BWW Review: THE WIZARD OF OZ at Chateau Neuf
THE WIZARD OF OZ chronicles the adventures of a young farm girl named Dorothy in the magical Land of Oz, after she and her pet dog Toto are swept away from their Kansas home by a cyclone. The novel is one of the best-known stories in American culture
L. Frank Baum created this "The Wonderful World of Oz" 119 years ago. The captivating story has has spawned countless adaptations, and is also the inspiration for the musical mega-hit WICKED. The creative team has delivered a beautiful, inventive and masterful version of the classic "The Wizard of Oz". Visually it is pleasantly different to what we are used to, but very audibly familiar.
The 1939 film adaptation bore a close resemblance to the storyline of L Frank Baum's original novel. It was a phenomenal success in its day, winning the Academy Awards for Best Original Song and Original Score.
In 1987 The Royal Shakespeare Company (RSC) did a new stage adaptation (The first being 1945 stage adaptation) designed to thoroughly recreate the film version. The book by John Kane closely follows the film's screenplay, and it uses nearly all of the film's music. It is this version that the Norwegian production is based upon. The original translation was done by Bjørn Endreson but is now revised by Martine Bakken Lundberg and Gorm Jenseg.
My main gripe with this, and all adaptations based directly on the movie is that, as a stage musical, it is not a well written one.
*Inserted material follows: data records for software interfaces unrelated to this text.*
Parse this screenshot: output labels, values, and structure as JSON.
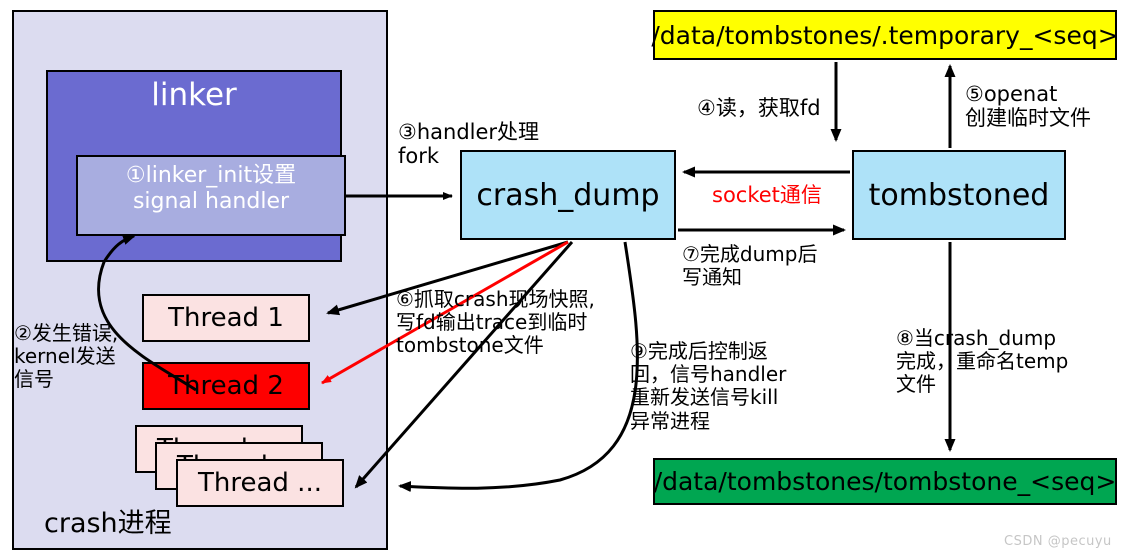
{
  "diagram": {
    "title_watermark": "CSDN @pecuyu",
    "colors": {
      "process_bg": "#dcdcf0",
      "linker_bg": "#6b6bd0",
      "handler_bg": "#a8ade0",
      "thread_bg": "#fbe2e2",
      "thread_crash_bg": "#fe0000",
      "service_bg": "#aee2f8",
      "temp_file_bg": "#ffff00",
      "final_file_bg": "#00a651",
      "socket_text": "#ff0000"
    }
  },
  "crash_process": {
    "title": "crash进程",
    "linker": {
      "title": "linker",
      "signal_handler": "①linker_init设置\nsignal handler"
    },
    "threads": [
      {
        "label": "Thread 1"
      },
      {
        "label": "Thread 2"
      },
      {
        "label": "Thread ..."
      },
      {
        "label": "Thread ..."
      },
      {
        "label": "Thread ..."
      }
    ]
  },
  "services": {
    "crash_dump": "crash_dump",
    "tombstoned": "tombstoned"
  },
  "files": {
    "temporary": "/data/tombstones/.temporary_<seq>",
    "final": "/data/tombstones/tombstone_<seq>"
  },
  "notes": {
    "n2": "②发生错误,\nkernel发送\n信号",
    "n3": "③handler处理\nfork",
    "n4": "④读，获取fd",
    "n5": "⑤openat\n创建临时文件",
    "n6": "⑥抓取crash现场快照,\n写fd输出trace到临时\ntombstone文件",
    "n7": "⑦完成dump后\n写通知",
    "n8": "⑧当crash_dump\n完成，重命名temp\n文件",
    "n9": "⑨完成后控制返\n回，信号handler\n重新发送信号kill\n异常进程",
    "socket": "socket通信"
  }
}
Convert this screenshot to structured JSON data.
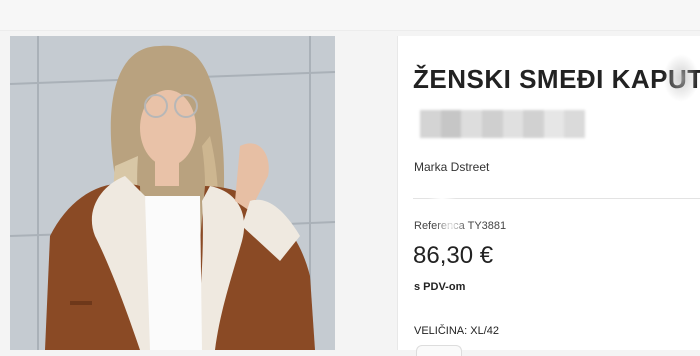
{
  "product": {
    "title": "ŽENSKI SMEĐI KAPUT",
    "brand": "Marka Dstreet",
    "reference": "Referenca TY3881",
    "price": "86,30 €",
    "tax_note": "s PDV-om",
    "size": "VELIČINA: XL/42"
  },
  "colors": {
    "background": "#f4f4f4",
    "panel": "#ffffff",
    "title": "#222222",
    "coat": "#8a4a25",
    "shearling": "#efe9e0"
  },
  "pixel_blocks": [
    "#d4d4d4",
    "#c6c6c6",
    "#dddddd",
    "#cfcfcf",
    "#e0e0e0",
    "#d1d1d1",
    "#e6e6e6",
    "#dadada"
  ]
}
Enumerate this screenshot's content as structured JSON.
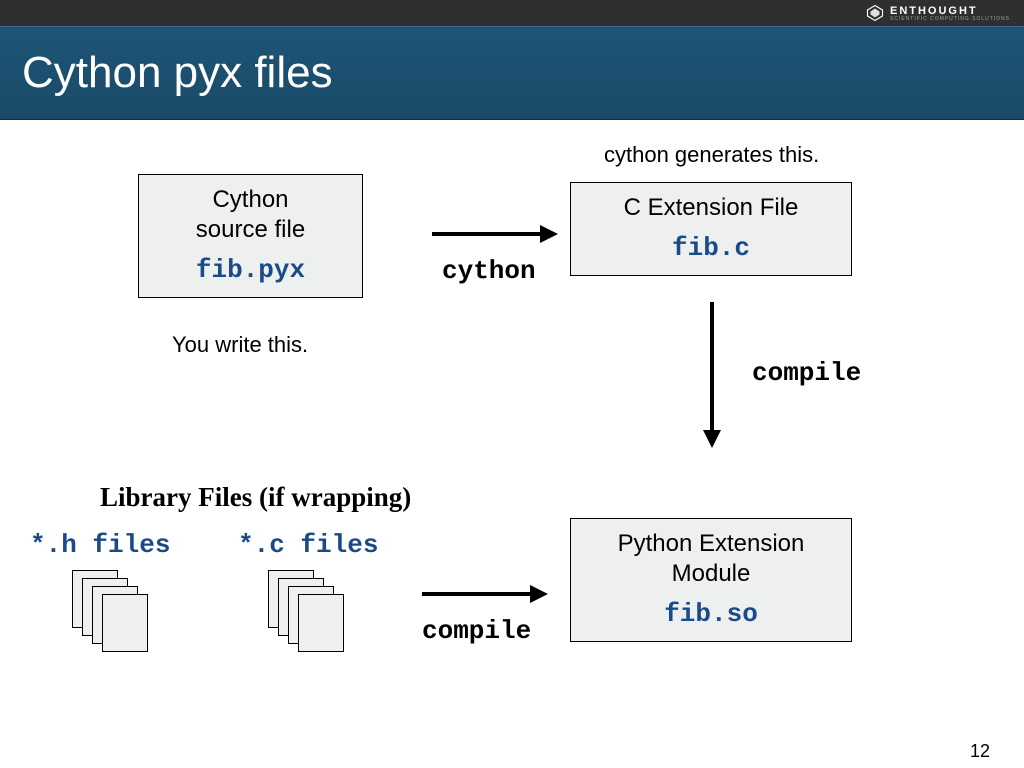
{
  "brand": {
    "name": "ENTHOUGHT",
    "tagline": "SCIENTIFIC COMPUTING SOLUTIONS"
  },
  "title": "Cython pyx files",
  "box1": {
    "title1": "Cython",
    "title2": "source file",
    "file": "fib.pyx",
    "caption": "You write this."
  },
  "box2": {
    "title": "C Extension File",
    "file": "fib.c",
    "caption": "cython generates this."
  },
  "box3": {
    "title1": "Python Extension",
    "title2": "Module",
    "file": "fib.so"
  },
  "arrow1_label": "cython",
  "arrow2_label": "compile",
  "arrow3_label": "compile",
  "library": {
    "header": "Library Files (if wrapping)",
    "h": "*.h files",
    "c": "*.c files"
  },
  "page_number": "12"
}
Sure some of the songs are timeless classics, but while I feel the score is missing songs for certain characters (The most notably the Witch) there are also far to many reprises of the same songs. Some parts of the text the characters have monologues which would be very well suited for singing.
Andrew Lloyd Webber and Tim Rice felt likewise and tried to correct this "flaw" in 2011, when they revised the classic score when wrote six new original songs together, while Rice revised and extended certain existing songs.
This shows target audience is children, so my gripes with the show as well written musical theatre did not seem bother the target audience at all. They were not there to see a well crafted musical, but a great story (which incedently included singing). As I witnessed last night, the reprises were very much welcomed from the youngest audience-members, and the tunes are irritatingly catchy.
Sofie Bjerketvedt's Dorothy is blissfully juvenile and pure, yet displaying toughness that is much welcomed. Her singing voice is pure with a good belt that never becomes too strong, thankfully. She is also encompasses the ability to act while she sings, which is not always the case.
Her comrades are all very well suited for their roles. Alexander Langset, who has also created the shows choreography, is absurdly brainless as The Scarecrow, with his comical comments (such as fear of matches since he is made of hay) are all spot on delivered. Sindre Postholm as Tin Man is perfect. Although the souce material doesn't allow him much room to showcase his great singing voice, his movements as are all the more impressive. The fact that they have made the part gay is a nice addition. To do changes like this to the source material sometimes feels forced, but here it was very neatly done. Håvard Eikeseth as The Lion is as funny as he is cowardly. He delivers the humor while never trying to get a laugh, which makes it all the more funny.
Janne Formoe's Wicked Witch of the West is wickedly evil (pun intended). She is also delivers a very humorous performance, which makes the fact that she never gets to fly her broom, but instead uses a Segway in her flying scenes as a perfect fit, and what an evil laugh. Hilde Lyrån as Aunty Em is very solid and heartfelt, while her Glinda was a little underwhelming. Tom Sterri, as the Wizard, was a good choice. He uses his "old school revue" shtick to great effect.
The scenic design and costumes was the highlight of the evening. Especially the costumes steered clear of the original, and were creative and comic. The LED video design by Mikkel Grythfeldt was in most cases fantastic and as in Flashdance; it makes the Chateau Neuf stage come alive in a way it hasn't done before. The hair and make up was also very inventive and skillfully designed by Cårejånny Enderud.
Mattias Carlsson and Martine Bakken Lundberg has created a breathtaking version of this classic story and I urge parents to tell their children to turn off the videogames, put down their tablets and go to see what a live, fantastical performance can be like.